Dataset:
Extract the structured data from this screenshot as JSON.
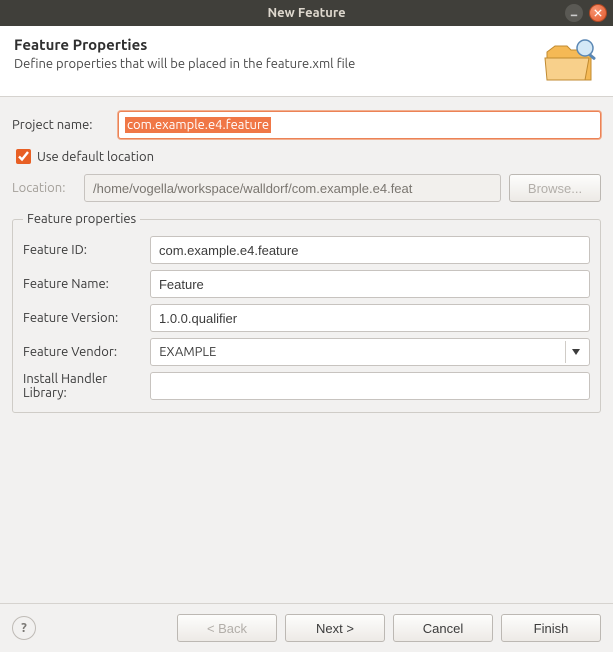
{
  "window": {
    "title": "New Feature"
  },
  "header": {
    "title": "Feature Properties",
    "desc": "Define properties that will be placed in the feature.xml file"
  },
  "project_label": "Project name:",
  "project_value": "com.example.e4.feature",
  "use_default_label": "Use default location",
  "location_label": "Location:",
  "location_value": "/home/vogella/workspace/walldorf/com.example.e4.feat",
  "browse_label": "Browse...",
  "legend": "Feature properties",
  "fields": {
    "id_label": "Feature ID:",
    "id_value": "com.example.e4.feature",
    "name_label": "Feature Name:",
    "name_value": "Feature",
    "version_label": "Feature Version:",
    "version_value": "1.0.0.qualifier",
    "vendor_label": "Feature Vendor:",
    "vendor_value": "EXAMPLE",
    "handler_label": "Install Handler Library:",
    "handler_value": ""
  },
  "buttons": {
    "back": "< Back",
    "next": "Next >",
    "cancel": "Cancel",
    "finish": "Finish"
  }
}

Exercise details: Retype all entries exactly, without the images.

Answer for the task:
Extract the structured data from this screenshot as JSON.
{
  "window": {
    "title": "New Feature"
  },
  "header": {
    "title": "Feature Properties",
    "desc": "Define properties that will be placed in the feature.xml file"
  },
  "project_label": "Project name:",
  "project_value": "com.example.e4.feature",
  "use_default_label": "Use default location",
  "location_label": "Location:",
  "location_value": "/home/vogella/workspace/walldorf/com.example.e4.feat",
  "browse_label": "Browse...",
  "legend": "Feature properties",
  "fields": {
    "id_label": "Feature ID:",
    "id_value": "com.example.e4.feature",
    "name_label": "Feature Name:",
    "name_value": "Feature",
    "version_label": "Feature Version:",
    "version_value": "1.0.0.qualifier",
    "vendor_label": "Feature Vendor:",
    "vendor_value": "EXAMPLE",
    "handler_label": "Install Handler Library:",
    "handler_value": ""
  },
  "buttons": {
    "back": "< Back",
    "next": "Next >",
    "cancel": "Cancel",
    "finish": "Finish"
  }
}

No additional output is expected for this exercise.